What you will do
Read the records beneath this task and copy every line that contains the string "label".

[[ Available records, beginning ]]

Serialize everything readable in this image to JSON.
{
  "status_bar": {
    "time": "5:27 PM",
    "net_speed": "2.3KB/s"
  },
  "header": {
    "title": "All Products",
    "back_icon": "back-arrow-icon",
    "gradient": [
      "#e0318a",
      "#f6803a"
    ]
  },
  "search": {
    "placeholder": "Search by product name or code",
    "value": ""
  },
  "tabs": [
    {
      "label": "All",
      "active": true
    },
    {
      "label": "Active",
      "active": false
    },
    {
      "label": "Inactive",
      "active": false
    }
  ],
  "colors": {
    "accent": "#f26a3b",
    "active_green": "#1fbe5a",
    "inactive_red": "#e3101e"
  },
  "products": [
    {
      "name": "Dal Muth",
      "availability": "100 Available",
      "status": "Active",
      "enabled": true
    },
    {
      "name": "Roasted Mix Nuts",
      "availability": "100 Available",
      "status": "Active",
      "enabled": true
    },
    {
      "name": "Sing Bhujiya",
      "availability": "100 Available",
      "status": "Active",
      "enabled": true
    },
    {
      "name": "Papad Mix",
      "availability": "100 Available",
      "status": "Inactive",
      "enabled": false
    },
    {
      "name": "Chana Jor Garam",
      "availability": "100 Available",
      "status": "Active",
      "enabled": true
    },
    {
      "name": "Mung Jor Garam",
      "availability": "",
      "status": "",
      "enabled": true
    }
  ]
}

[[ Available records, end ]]

Written response
      "label": "All",
      "label": "Active",
      "label": "Inactive",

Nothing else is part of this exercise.